The Modi government will unleash the next set of reforms necessary for improving the ease of doing business by pressing for the passage of the twin codes on wages and industrial relations that form the crux of its agenda for reducing labour market rigidities. Official sources told FE that both the codes, which have already undergone legal vetting, would be taken to the Cabniet soon for approval and once it is secured, placed in Parliament, most likely in the second half of the budget session.
Among the major proposals are introducing fixed-term employment – which was made applicable in the textile and garment industries last year – in all the sectors, allowing units employing up to 300 people to retrench/lay off workers and/or close down without government approval, making trade unions with negotiating powers more representative, barring outsiders from being office-bearers of unions in the organised sector and reducing such persons’ role in union activities in the unoranised sector. Also, an industrial strike would be defined afresh by including concerted casual leave by 50% of more workers while the provision for prior notice of strike would be extended to “all activities similar to existing public utility services”.
The extension of fixed-term employment to all sectors would help generate fresh jobs and thus, could be a win-win for both the workers and employers, analysts said.
However, trade unions are opposed to this, calling it a backdoor entry for the hire-and-fire policy. Last year, the government made it mandatory for units in the textile and garment industry to treat a fixed-term worker on par with a permanent worker in terms of working hours, wages, allowances and other statutory dues. The emulation of the policy by all the other manufacturing and service industries, would help address the current stagnation in job growth and generate “decent employment”, government sources said.
The government proposes to increase the severance compensation in case of retrenchment or closure from 15 days’ wages now to 45 days’ wages for every completed year of service. However, such compensation won’t be available to those recruited for fixed-term employment.
As these steps are regarded as industry-friendly, the proposed codes also seek to enhance the workers’ privileges. The code on wages, for instance, proposes making minimum wage a statutory right and extending it to all employees – currently the relevant Act applies to 51 “scheduled employments” only. In what is expected to reduce the disparity in minimum wages across states, the central government will notify a “national minimum wage” (below which no state can fix their minimum wages) and this will be revised every two years (five years if the dearness allowance becomes part of the minimum wages). Also, the changes proposed in the Payment of Wages Act will ensure payment of wages to all in time and mostly to the bank accounts. Besides, the maximum wage for computing bonus will be “Rs 7,000/month or the minimum wage whichever higher” against the Rs 7,000/month now.

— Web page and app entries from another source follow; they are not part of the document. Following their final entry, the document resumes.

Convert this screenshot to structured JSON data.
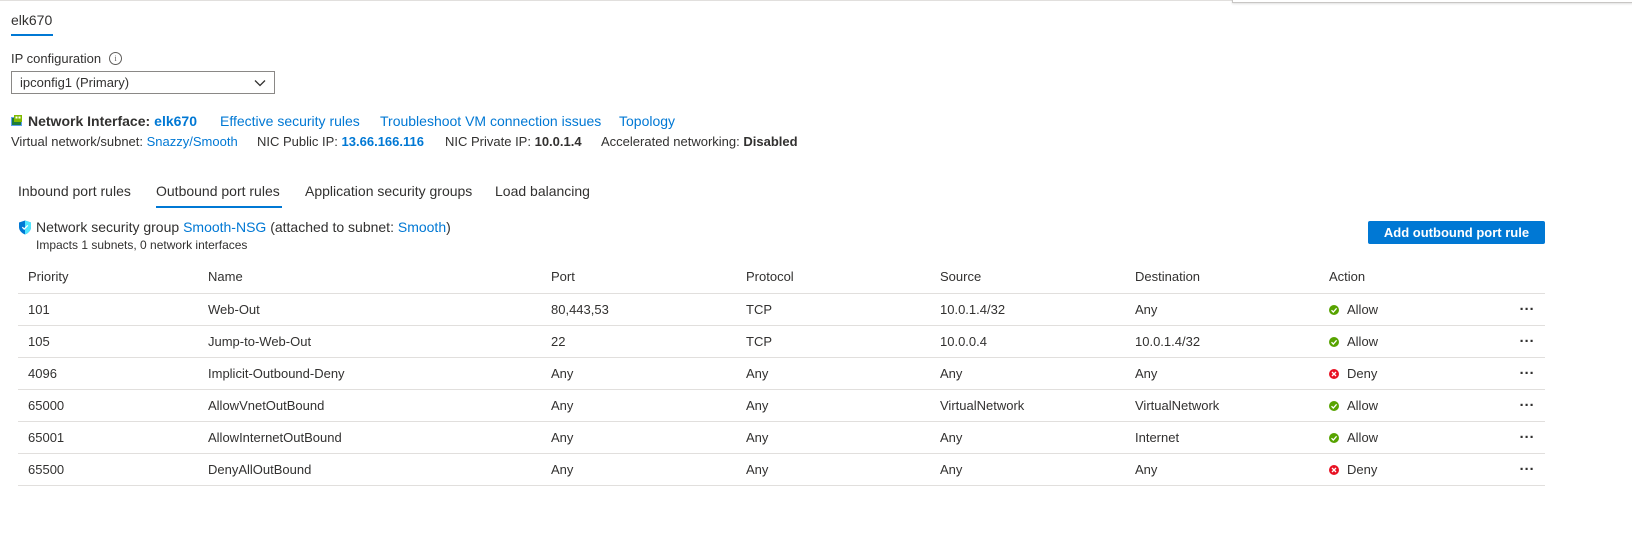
{
  "nic_tab": "elk670",
  "ip_config": {
    "label": "IP configuration",
    "selected": "ipconfig1 (Primary)"
  },
  "nic": {
    "label": "Network Interface:",
    "name": "elk670",
    "links": [
      "Effective security rules",
      "Troubleshoot VM connection issues",
      "Topology"
    ],
    "vnet_label": "Virtual network/subnet:",
    "vnet_value": "Snazzy/Smooth",
    "public_ip_label": "NIC Public IP:",
    "public_ip_value": "13.66.166.116",
    "private_ip_label": "NIC Private IP:",
    "private_ip_value": "10.0.1.4",
    "accel_label": "Accelerated networking:",
    "accel_value": "Disabled"
  },
  "tabs": [
    {
      "label": "Inbound port rules",
      "active": false
    },
    {
      "label": "Outbound port rules",
      "active": true
    },
    {
      "label": "Application security groups",
      "active": false
    },
    {
      "label": "Load balancing",
      "active": false
    }
  ],
  "nsg": {
    "prefix": "Network security group",
    "name": "Smooth-NSG",
    "attached_prefix": "(attached to subnet:",
    "subnet": "Smooth",
    "attached_suffix": ")",
    "impacts": "Impacts 1 subnets, 0 network interfaces"
  },
  "add_button": "Add outbound port rule",
  "table": {
    "headers": [
      "Priority",
      "Name",
      "Port",
      "Protocol",
      "Source",
      "Destination",
      "Action"
    ],
    "rows": [
      {
        "priority": "101",
        "name": "Web-Out",
        "port": "80,443,53",
        "protocol": "TCP",
        "source": "10.0.1.4/32",
        "destination": "Any",
        "action": "Allow",
        "more": "···"
      },
      {
        "priority": "105",
        "name": "Jump-to-Web-Out",
        "port": "22",
        "protocol": "TCP",
        "source": "10.0.0.4",
        "destination": "10.0.1.4/32",
        "action": "Allow",
        "more": "···"
      },
      {
        "priority": "4096",
        "name": "Implicit-Outbound-Deny",
        "port": "Any",
        "protocol": "Any",
        "source": "Any",
        "destination": "Any",
        "action": "Deny",
        "more": "···"
      },
      {
        "priority": "65000",
        "name": "AllowVnetOutBound",
        "port": "Any",
        "protocol": "Any",
        "source": "VirtualNetwork",
        "destination": "VirtualNetwork",
        "action": "Allow",
        "more": "···"
      },
      {
        "priority": "65001",
        "name": "AllowInternetOutBound",
        "port": "Any",
        "protocol": "Any",
        "source": "Any",
        "destination": "Internet",
        "action": "Allow",
        "more": "···"
      },
      {
        "priority": "65500",
        "name": "DenyAllOutBound",
        "port": "Any",
        "protocol": "Any",
        "source": "Any",
        "destination": "Any",
        "action": "Deny",
        "more": "···"
      }
    ]
  },
  "colors": {
    "accent": "#0078d4",
    "allow": "#57a300",
    "deny": "#e81123"
  }
}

By allowing larger units to lay off workers sans the government nod, the policymakers are aiming at a more efficient unlocking of investments and easier exists for industries, which is also buttressed by the new bankruptcy code. While the government proposes to bar outsiders from being office bearers of trade unions in the organised sector to preclude undesirable interference, in case of trade unions in the unorganised sector, the number of outside office bearers would be restricted to two, or 25%, of the total office-bearers, whichever is less, from 50% of the office-bearers at present.
The proposed codes also provide for a greater facility for skilling of workers and resolving trade union disputes.